Legal assistance insurance insures you for the costs of legal assistance in case of disputes. If you earn less than 27,900 Euro per year (single) or 39,400 Euro per year (married or living together), you may receive free assistance from the Legal Services Counter (www.juridischloket.nl). In that case, legal assistance insurance is not necessary.
Legal assistance insurance is really useful if, for example, you are faced with an income dispute (you are dismissed), or a dispute with the person from whom you buy a house, or with your new neighbours. Be aware that disputes that already exist fall outside the scope of your insurance. This is why often a run-in period of 3 months applies, during which you are not yet covered. We recommend that in any case you cover Consumer disputes, Home disputes, and Income disputes.
If you have a car of your own, you are required by law to take out third-party liability insurance at a minimum. This insurance covers the damage you cause to someone else with your vehicle. You are not insured for theft of or damage to your own car under this insurance. This minimum coverage usually suffices for older cars with a low current market value. If the value of your car is still significant, it may be advisable to opt for more extensive coverage, such as third-party liability, fire, theft and windscreen damage or comprehensive insurance. The former insurance covers, for example, damage caused by theft or storm, or windscreen damage.
Comprehensive insurance usually also covers damage to your car due to your own fault. If you are not good at reversing into a parking space, this may be a good idea.
Disclaimer: This article is intended to provide our customers with good information.
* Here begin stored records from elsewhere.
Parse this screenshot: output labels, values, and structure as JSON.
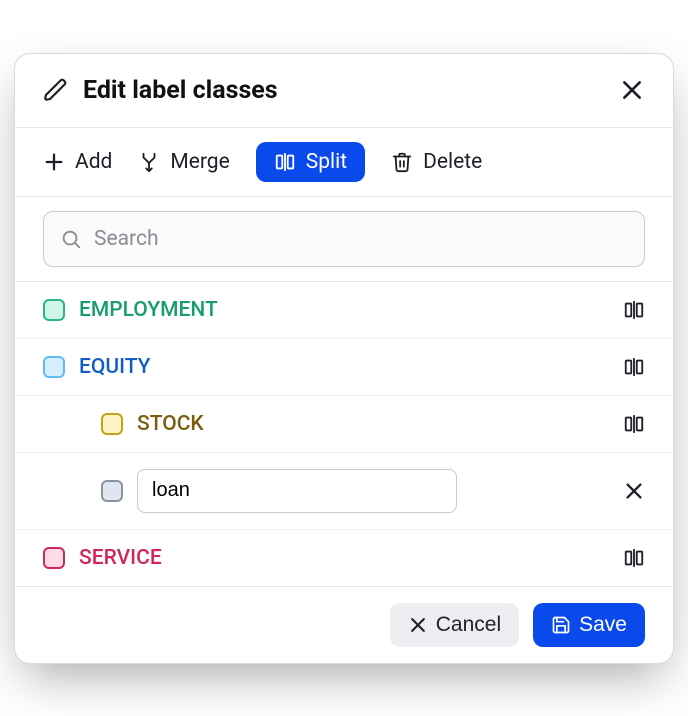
{
  "header": {
    "title": "Edit label classes"
  },
  "toolbar": {
    "add": "Add",
    "merge": "Merge",
    "split": "Split",
    "delete": "Delete"
  },
  "search": {
    "placeholder": "Search"
  },
  "rows": {
    "employment": "EMPLOYMENT",
    "equity": "EQUITY",
    "stock": "STOCK",
    "new_value": "loan",
    "service": "SERVICE"
  },
  "footer": {
    "cancel": "Cancel",
    "save": "Save"
  }
}
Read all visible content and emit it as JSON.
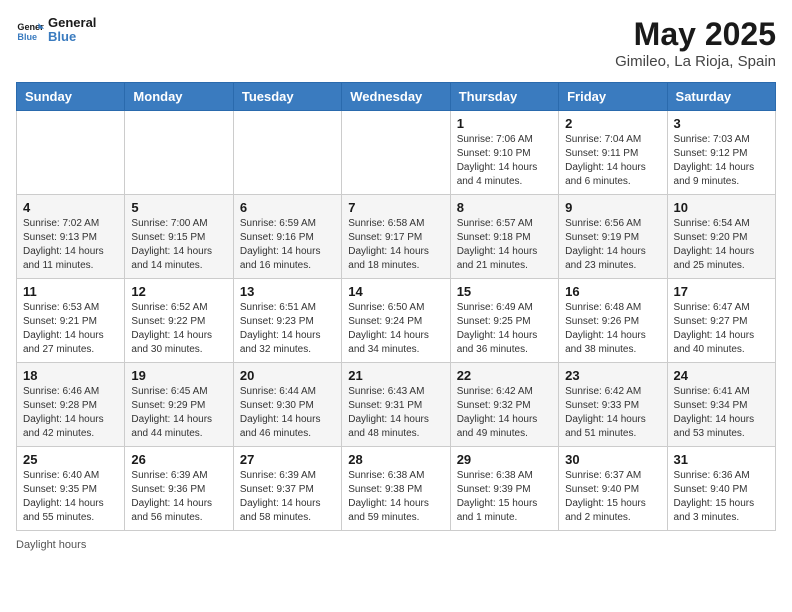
{
  "header": {
    "logo_general": "General",
    "logo_blue": "Blue",
    "title": "May 2025",
    "subtitle": "Gimileo, La Rioja, Spain"
  },
  "days_of_week": [
    "Sunday",
    "Monday",
    "Tuesday",
    "Wednesday",
    "Thursday",
    "Friday",
    "Saturday"
  ],
  "weeks": [
    [
      {
        "num": "",
        "info": ""
      },
      {
        "num": "",
        "info": ""
      },
      {
        "num": "",
        "info": ""
      },
      {
        "num": "",
        "info": ""
      },
      {
        "num": "1",
        "info": "Sunrise: 7:06 AM\nSunset: 9:10 PM\nDaylight: 14 hours\nand 4 minutes."
      },
      {
        "num": "2",
        "info": "Sunrise: 7:04 AM\nSunset: 9:11 PM\nDaylight: 14 hours\nand 6 minutes."
      },
      {
        "num": "3",
        "info": "Sunrise: 7:03 AM\nSunset: 9:12 PM\nDaylight: 14 hours\nand 9 minutes."
      }
    ],
    [
      {
        "num": "4",
        "info": "Sunrise: 7:02 AM\nSunset: 9:13 PM\nDaylight: 14 hours\nand 11 minutes."
      },
      {
        "num": "5",
        "info": "Sunrise: 7:00 AM\nSunset: 9:15 PM\nDaylight: 14 hours\nand 14 minutes."
      },
      {
        "num": "6",
        "info": "Sunrise: 6:59 AM\nSunset: 9:16 PM\nDaylight: 14 hours\nand 16 minutes."
      },
      {
        "num": "7",
        "info": "Sunrise: 6:58 AM\nSunset: 9:17 PM\nDaylight: 14 hours\nand 18 minutes."
      },
      {
        "num": "8",
        "info": "Sunrise: 6:57 AM\nSunset: 9:18 PM\nDaylight: 14 hours\nand 21 minutes."
      },
      {
        "num": "9",
        "info": "Sunrise: 6:56 AM\nSunset: 9:19 PM\nDaylight: 14 hours\nand 23 minutes."
      },
      {
        "num": "10",
        "info": "Sunrise: 6:54 AM\nSunset: 9:20 PM\nDaylight: 14 hours\nand 25 minutes."
      }
    ],
    [
      {
        "num": "11",
        "info": "Sunrise: 6:53 AM\nSunset: 9:21 PM\nDaylight: 14 hours\nand 27 minutes."
      },
      {
        "num": "12",
        "info": "Sunrise: 6:52 AM\nSunset: 9:22 PM\nDaylight: 14 hours\nand 30 minutes."
      },
      {
        "num": "13",
        "info": "Sunrise: 6:51 AM\nSunset: 9:23 PM\nDaylight: 14 hours\nand 32 minutes."
      },
      {
        "num": "14",
        "info": "Sunrise: 6:50 AM\nSunset: 9:24 PM\nDaylight: 14 hours\nand 34 minutes."
      },
      {
        "num": "15",
        "info": "Sunrise: 6:49 AM\nSunset: 9:25 PM\nDaylight: 14 hours\nand 36 minutes."
      },
      {
        "num": "16",
        "info": "Sunrise: 6:48 AM\nSunset: 9:26 PM\nDaylight: 14 hours\nand 38 minutes."
      },
      {
        "num": "17",
        "info": "Sunrise: 6:47 AM\nSunset: 9:27 PM\nDaylight: 14 hours\nand 40 minutes."
      }
    ],
    [
      {
        "num": "18",
        "info": "Sunrise: 6:46 AM\nSunset: 9:28 PM\nDaylight: 14 hours\nand 42 minutes."
      },
      {
        "num": "19",
        "info": "Sunrise: 6:45 AM\nSunset: 9:29 PM\nDaylight: 14 hours\nand 44 minutes."
      },
      {
        "num": "20",
        "info": "Sunrise: 6:44 AM\nSunset: 9:30 PM\nDaylight: 14 hours\nand 46 minutes."
      },
      {
        "num": "21",
        "info": "Sunrise: 6:43 AM\nSunset: 9:31 PM\nDaylight: 14 hours\nand 48 minutes."
      },
      {
        "num": "22",
        "info": "Sunrise: 6:42 AM\nSunset: 9:32 PM\nDaylight: 14 hours\nand 49 minutes."
      },
      {
        "num": "23",
        "info": "Sunrise: 6:42 AM\nSunset: 9:33 PM\nDaylight: 14 hours\nand 51 minutes."
      },
      {
        "num": "24",
        "info": "Sunrise: 6:41 AM\nSunset: 9:34 PM\nDaylight: 14 hours\nand 53 minutes."
      }
    ],
    [
      {
        "num": "25",
        "info": "Sunrise: 6:40 AM\nSunset: 9:35 PM\nDaylight: 14 hours\nand 55 minutes."
      },
      {
        "num": "26",
        "info": "Sunrise: 6:39 AM\nSunset: 9:36 PM\nDaylight: 14 hours\nand 56 minutes."
      },
      {
        "num": "27",
        "info": "Sunrise: 6:39 AM\nSunset: 9:37 PM\nDaylight: 14 hours\nand 58 minutes."
      },
      {
        "num": "28",
        "info": "Sunrise: 6:38 AM\nSunset: 9:38 PM\nDaylight: 14 hours\nand 59 minutes."
      },
      {
        "num": "29",
        "info": "Sunrise: 6:38 AM\nSunset: 9:39 PM\nDaylight: 15 hours\nand 1 minute."
      },
      {
        "num": "30",
        "info": "Sunrise: 6:37 AM\nSunset: 9:40 PM\nDaylight: 15 hours\nand 2 minutes."
      },
      {
        "num": "31",
        "info": "Sunrise: 6:36 AM\nSunset: 9:40 PM\nDaylight: 15 hours\nand 3 minutes."
      }
    ]
  ],
  "footer": {
    "daylight_hours": "Daylight hours"
  }
}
This is not advice or a manual for arranging insurance yourself. A Viisi advisor will be happy to show you what the perfect insurance package looks like in your situation when deciding to take mortgage advice at Viisi as well.